_EXCERPTED RECORDS_
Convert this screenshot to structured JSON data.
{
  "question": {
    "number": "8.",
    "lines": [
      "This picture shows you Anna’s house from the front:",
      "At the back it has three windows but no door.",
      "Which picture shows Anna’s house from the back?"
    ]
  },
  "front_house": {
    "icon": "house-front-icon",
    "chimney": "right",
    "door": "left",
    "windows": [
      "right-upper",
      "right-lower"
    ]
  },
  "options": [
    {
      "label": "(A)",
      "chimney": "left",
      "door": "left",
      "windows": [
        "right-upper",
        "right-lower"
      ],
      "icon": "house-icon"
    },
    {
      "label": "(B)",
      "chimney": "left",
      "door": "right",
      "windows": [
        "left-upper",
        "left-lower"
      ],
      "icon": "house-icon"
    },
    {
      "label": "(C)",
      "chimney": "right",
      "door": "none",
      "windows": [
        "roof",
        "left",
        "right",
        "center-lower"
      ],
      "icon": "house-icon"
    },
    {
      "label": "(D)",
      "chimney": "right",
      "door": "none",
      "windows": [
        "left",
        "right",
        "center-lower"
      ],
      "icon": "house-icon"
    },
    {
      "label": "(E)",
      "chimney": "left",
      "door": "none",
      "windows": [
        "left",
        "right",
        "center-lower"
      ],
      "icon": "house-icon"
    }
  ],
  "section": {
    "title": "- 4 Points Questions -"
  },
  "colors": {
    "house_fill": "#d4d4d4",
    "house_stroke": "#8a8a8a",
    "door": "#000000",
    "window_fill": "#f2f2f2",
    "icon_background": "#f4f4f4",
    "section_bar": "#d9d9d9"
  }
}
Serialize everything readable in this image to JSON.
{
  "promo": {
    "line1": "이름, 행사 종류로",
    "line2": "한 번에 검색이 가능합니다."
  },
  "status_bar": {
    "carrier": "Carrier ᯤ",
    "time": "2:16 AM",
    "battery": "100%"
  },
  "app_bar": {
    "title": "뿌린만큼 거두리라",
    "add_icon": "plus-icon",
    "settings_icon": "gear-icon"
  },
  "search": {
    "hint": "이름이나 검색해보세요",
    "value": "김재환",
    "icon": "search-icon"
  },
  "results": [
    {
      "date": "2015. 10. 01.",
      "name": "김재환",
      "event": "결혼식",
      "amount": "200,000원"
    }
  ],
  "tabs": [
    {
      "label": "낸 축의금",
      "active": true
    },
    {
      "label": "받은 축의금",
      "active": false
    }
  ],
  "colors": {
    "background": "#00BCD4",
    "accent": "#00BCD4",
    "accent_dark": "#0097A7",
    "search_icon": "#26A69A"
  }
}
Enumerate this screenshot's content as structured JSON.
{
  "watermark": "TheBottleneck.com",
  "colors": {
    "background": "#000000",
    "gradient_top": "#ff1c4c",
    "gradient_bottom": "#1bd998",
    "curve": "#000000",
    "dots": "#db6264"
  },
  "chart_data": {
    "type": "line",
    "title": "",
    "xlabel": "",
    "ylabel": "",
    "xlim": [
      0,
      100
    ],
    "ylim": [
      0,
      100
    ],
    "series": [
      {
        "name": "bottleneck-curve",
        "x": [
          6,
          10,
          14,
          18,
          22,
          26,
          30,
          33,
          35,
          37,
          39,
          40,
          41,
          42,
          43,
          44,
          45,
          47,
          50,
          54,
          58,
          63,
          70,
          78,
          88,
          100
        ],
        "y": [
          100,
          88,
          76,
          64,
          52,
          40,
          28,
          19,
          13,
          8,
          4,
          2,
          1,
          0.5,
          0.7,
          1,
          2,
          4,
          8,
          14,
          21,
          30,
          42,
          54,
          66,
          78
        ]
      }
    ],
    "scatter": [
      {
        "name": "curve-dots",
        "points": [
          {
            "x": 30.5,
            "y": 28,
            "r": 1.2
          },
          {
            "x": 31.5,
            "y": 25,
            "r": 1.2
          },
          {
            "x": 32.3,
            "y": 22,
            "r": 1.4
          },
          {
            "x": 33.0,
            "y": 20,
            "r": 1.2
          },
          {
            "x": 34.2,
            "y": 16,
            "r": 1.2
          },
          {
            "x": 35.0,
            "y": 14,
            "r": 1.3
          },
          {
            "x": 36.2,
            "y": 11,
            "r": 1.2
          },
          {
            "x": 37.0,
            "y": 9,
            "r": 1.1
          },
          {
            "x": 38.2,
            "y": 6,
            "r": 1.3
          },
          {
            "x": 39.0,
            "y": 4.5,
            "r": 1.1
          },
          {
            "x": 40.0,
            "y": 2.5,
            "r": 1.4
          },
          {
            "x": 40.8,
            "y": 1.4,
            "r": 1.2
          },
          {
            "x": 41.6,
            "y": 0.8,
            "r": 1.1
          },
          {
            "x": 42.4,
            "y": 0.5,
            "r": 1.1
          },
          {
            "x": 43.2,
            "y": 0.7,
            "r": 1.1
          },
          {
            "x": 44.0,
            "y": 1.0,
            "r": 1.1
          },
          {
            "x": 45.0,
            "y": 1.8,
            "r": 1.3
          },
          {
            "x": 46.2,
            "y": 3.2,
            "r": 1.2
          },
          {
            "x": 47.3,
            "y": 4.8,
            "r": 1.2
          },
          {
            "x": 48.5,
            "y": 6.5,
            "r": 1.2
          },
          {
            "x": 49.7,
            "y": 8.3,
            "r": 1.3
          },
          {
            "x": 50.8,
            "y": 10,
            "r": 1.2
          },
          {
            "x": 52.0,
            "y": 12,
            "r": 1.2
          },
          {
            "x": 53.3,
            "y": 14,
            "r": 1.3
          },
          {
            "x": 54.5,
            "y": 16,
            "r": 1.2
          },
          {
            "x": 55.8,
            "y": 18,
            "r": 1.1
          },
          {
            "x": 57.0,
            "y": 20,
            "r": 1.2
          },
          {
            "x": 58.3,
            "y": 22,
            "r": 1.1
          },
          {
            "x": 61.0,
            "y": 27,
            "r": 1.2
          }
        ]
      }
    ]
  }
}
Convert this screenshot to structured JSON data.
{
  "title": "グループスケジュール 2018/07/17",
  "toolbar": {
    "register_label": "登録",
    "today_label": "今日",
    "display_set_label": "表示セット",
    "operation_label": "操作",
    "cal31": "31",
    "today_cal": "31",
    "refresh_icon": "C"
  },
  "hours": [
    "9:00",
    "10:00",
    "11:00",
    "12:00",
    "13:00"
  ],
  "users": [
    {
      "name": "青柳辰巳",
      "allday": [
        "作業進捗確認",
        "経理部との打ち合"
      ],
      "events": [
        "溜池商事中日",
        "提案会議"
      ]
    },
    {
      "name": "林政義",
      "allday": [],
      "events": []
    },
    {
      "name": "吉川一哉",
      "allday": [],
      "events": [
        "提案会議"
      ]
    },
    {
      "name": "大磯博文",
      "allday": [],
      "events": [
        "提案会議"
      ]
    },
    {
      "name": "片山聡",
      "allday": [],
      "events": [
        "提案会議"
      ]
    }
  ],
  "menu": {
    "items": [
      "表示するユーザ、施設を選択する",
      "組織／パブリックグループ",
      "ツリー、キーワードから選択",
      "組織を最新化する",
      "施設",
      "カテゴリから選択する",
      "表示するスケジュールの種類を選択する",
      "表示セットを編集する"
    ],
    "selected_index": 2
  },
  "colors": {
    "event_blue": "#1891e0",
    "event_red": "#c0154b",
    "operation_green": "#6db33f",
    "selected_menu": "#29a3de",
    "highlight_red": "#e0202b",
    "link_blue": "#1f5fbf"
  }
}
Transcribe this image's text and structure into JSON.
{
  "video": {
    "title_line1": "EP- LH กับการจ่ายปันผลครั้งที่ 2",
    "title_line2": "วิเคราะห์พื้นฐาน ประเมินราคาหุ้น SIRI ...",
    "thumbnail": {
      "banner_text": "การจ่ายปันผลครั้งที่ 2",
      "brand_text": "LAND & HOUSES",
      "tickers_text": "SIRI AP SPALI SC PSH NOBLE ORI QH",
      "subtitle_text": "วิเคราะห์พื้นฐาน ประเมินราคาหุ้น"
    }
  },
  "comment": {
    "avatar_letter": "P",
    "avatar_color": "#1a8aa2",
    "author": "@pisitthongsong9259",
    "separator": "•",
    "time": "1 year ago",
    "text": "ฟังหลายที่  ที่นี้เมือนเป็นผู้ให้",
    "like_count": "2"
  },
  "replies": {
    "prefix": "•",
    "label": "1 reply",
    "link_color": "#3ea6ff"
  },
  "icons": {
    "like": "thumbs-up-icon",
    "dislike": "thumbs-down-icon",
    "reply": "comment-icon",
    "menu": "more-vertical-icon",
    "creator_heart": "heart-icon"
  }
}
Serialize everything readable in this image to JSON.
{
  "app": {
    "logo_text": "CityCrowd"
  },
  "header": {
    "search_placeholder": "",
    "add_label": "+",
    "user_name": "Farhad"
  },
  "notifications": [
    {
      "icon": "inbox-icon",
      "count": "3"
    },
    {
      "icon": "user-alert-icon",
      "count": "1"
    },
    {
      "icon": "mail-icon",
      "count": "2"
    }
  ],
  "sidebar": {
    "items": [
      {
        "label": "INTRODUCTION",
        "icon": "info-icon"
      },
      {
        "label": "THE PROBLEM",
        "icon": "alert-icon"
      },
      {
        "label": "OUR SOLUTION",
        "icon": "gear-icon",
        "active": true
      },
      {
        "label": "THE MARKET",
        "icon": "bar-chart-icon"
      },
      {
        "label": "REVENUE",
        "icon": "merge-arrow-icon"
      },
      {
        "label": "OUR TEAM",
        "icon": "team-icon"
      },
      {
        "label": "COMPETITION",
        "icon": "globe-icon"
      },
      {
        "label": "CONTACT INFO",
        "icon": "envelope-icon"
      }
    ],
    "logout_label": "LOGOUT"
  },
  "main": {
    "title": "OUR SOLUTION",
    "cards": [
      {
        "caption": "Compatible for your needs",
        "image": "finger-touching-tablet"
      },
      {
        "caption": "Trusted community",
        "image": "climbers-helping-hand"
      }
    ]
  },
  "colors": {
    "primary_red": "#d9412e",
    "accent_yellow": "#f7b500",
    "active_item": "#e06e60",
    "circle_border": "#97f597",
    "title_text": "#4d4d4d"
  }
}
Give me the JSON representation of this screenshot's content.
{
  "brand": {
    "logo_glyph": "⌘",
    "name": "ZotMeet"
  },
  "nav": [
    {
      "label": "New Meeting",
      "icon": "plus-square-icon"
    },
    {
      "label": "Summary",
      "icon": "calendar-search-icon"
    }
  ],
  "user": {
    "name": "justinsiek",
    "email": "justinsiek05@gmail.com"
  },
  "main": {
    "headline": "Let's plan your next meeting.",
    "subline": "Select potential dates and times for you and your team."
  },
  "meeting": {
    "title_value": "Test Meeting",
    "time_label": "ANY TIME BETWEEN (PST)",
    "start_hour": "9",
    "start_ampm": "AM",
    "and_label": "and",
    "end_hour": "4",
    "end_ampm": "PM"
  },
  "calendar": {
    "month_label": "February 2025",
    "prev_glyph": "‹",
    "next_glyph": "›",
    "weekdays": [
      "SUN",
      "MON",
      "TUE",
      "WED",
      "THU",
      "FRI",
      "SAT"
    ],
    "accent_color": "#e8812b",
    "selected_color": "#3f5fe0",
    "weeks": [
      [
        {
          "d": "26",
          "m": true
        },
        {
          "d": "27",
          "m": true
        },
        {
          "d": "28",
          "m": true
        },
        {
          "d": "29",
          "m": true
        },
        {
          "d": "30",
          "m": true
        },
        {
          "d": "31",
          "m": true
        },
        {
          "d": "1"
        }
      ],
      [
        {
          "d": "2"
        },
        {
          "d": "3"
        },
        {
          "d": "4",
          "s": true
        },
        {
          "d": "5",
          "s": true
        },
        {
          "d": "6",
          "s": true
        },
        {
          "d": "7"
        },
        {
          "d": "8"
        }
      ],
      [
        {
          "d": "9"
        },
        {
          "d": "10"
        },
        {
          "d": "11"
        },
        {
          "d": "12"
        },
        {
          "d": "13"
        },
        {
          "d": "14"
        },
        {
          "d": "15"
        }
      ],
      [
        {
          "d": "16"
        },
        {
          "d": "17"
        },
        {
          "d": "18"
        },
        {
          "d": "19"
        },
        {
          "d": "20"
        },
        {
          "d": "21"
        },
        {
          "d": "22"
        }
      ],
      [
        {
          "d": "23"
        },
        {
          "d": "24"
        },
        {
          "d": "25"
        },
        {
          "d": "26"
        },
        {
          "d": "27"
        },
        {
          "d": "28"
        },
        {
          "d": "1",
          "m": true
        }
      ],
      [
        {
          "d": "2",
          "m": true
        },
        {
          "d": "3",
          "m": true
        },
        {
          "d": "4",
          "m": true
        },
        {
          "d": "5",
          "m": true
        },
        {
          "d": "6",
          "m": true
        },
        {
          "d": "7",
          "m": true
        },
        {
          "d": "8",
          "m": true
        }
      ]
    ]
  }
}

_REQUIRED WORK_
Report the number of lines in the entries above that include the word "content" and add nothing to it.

_TASK RESULT_
2